by Max Brantley
Mike Huckabee truly was a different person during his presidential campaign. He curbed his proven ability to lacerate with a sharp tongue. The muzzle is off in his new book "Do the Right Thing," according to Time magazine. It's a campaign memoir, a roadmap for his political future and it is "full of sharp words for fellow Republicans who frustrated his bid for his party's nomination." Mitt Romney, the Jackson T. Stephens Jr.-financed Club for Growth, social conservatives and the press all get a few jabs. It sounds like a patented rendition of Huck's poor-pitiful-me routine. You don't feel much sympathy when you read about some of those who scorned him.
He calls out Pat Robertson, the Virginia-based televangelist, and Dr. Bob Jones III, chancellor of Bob Jones University in South Carolina, for endorsing Rudy Giuliani and Romney, respectively. He also has words for the Texas-based Rev. John Hagee, who endorsed the more moderate John McCain in the primaries, as someone who was drawn to the eventual Republican nominee because of the lure of power. Huckabee speaks to Hagee by phone before the McCain endorsement, while the former Arkansas Governor is preparing for a spot on Saturday Night Live. "I asked if he had prayed about this and believed this was what the Lord wanted him to do," Huckabee writes of his conversation with Hagee. "I didn't get a straight answer." Months later, McCain rejected Hagee's endorsement because of controversial remarks the pastor had made about biblical interpretations.
As ever, turning the other cheek remains the lost passage in Huck's bible of political behavior.
UPDATE: A libertarian site weighs in.
UPDATE II: Romney responds.
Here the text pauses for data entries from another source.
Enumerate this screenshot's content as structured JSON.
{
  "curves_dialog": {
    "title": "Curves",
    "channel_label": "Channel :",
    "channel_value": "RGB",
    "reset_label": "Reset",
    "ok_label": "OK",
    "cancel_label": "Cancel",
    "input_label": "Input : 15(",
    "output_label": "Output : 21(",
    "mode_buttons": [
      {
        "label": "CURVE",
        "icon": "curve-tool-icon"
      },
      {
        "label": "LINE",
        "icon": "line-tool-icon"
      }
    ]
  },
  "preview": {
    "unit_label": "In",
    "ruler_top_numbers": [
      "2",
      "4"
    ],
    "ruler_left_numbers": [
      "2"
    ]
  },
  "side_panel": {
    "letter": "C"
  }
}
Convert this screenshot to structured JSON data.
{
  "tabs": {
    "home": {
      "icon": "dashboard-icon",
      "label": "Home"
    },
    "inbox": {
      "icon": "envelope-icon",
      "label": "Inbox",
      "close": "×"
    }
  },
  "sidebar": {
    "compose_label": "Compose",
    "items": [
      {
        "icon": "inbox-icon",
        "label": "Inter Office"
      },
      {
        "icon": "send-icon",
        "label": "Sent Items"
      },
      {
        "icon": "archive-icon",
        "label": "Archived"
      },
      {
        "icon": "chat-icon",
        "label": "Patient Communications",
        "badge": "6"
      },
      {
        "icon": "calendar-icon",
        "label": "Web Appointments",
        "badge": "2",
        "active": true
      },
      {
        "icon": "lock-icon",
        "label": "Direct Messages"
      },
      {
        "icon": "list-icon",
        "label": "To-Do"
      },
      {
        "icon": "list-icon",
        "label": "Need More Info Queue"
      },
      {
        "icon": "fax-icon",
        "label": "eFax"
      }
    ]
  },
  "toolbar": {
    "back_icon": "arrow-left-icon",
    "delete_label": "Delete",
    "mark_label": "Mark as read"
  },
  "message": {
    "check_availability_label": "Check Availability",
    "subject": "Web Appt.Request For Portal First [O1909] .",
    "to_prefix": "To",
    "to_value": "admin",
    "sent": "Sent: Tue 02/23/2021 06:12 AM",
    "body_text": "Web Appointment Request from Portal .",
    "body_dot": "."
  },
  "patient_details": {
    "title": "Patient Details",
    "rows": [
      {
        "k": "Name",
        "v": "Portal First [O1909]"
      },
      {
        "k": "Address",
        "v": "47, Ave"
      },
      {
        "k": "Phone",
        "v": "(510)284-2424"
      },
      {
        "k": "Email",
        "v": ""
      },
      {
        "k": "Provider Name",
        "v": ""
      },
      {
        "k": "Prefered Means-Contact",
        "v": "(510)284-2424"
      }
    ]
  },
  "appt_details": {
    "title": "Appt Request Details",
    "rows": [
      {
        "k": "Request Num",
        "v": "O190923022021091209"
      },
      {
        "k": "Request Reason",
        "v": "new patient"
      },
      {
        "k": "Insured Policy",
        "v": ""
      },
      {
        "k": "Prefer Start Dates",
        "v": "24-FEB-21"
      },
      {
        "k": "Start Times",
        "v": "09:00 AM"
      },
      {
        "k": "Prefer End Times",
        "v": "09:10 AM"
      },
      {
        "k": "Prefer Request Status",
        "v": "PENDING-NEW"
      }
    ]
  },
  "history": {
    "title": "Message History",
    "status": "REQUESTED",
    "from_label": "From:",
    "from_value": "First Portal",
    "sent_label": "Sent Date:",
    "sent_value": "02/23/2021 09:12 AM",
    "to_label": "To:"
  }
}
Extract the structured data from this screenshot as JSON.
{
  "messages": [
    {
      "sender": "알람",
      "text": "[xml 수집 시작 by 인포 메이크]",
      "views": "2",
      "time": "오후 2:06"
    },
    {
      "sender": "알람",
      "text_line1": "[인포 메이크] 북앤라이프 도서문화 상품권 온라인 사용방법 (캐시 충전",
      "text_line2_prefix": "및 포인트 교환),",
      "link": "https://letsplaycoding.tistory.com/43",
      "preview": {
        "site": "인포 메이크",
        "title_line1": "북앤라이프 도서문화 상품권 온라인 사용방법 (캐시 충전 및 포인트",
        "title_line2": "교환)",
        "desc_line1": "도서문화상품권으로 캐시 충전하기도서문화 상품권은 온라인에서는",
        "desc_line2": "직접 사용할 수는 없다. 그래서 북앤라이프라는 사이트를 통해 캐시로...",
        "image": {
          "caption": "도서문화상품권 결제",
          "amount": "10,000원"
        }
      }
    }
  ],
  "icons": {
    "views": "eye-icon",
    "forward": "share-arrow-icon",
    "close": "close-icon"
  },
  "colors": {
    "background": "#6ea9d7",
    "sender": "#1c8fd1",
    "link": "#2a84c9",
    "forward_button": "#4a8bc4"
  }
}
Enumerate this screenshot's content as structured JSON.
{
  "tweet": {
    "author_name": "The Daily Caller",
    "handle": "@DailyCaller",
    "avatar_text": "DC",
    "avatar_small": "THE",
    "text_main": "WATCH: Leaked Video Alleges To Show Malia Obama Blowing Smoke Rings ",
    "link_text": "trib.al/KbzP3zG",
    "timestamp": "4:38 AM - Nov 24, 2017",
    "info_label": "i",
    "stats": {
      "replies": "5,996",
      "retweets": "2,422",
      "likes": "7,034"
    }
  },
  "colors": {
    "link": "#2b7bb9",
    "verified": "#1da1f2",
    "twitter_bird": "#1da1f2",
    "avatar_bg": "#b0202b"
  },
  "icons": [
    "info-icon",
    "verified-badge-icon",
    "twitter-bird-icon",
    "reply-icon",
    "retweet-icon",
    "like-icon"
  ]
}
“This type of pettiness is beneath Mike Huckabee,” said Romneny spokesman Eric Fehrnstrom. “If we’re going to move the party forward, we need to offer more than personal recriminations. Unfortunately, in this book, Mike Huckabee is consumed with presumed slights, and he seems more interested in settling scores than in bringing people together.”
Pettiness? Beneath Mike Huckabee? It's his essence.
UPDATE III: Christian Broadcasting says "my goodness"
UPDATE IV: Wonkette says: "Huckabee writes whiny book about how awful everyone else is" And adds that Huck was "much jollier as a fat ass."
UPDATE V: Hot air just nails him.
Kudos to Time for a choice selection of representative quotes: Waging low-grade class warfare by sneering at Romney’s wealth and appealing to evangelicals to vote along religious lines is Huck to a T. As is the bit about “government-driven solutions,” of course — this is a guy who once endorsed a federal ban on smoking in workplaces, remember — although that’s qualified by the fact that he’s been a loud and, for most conservatives, righteous opponent of the bailout. Whether that’s because he knows an unpopular issue when he sees one or because an extraordinary intervention in extraordinary circumstances crossed some sort of statist threshold in his mind that ordinary interventions in ordinary circumstances wouldn’t, only he knows.
UPDATE VI: Iowa Independent recalls an episode that is SOOO Mike Huckabee. Covetous and resentful of others.
Many thought of Romney as the GOP presidential frontrunner until Huckabee’s surprising Iowa victory upended his candidacy. The two traded barbs in the press throughout the campaign, although since its completion Huckabee has been the one lobbing criticism. At the Republican Party of Iowa’s convention in July, Huckabee told the delegates about a man who thought he recognized Huckabee at an airport.
“I know who you are,” Huckabee said the man told him, “You’re Mitt Romney.”
Huckaee’s response – “Dude, if I were Mitt Romney I wouldn’t be riding in coach right now.”
UPDATE VII: American Spectator unimpressed.
UPDATE VIII: He alibis and explains on Town Hall.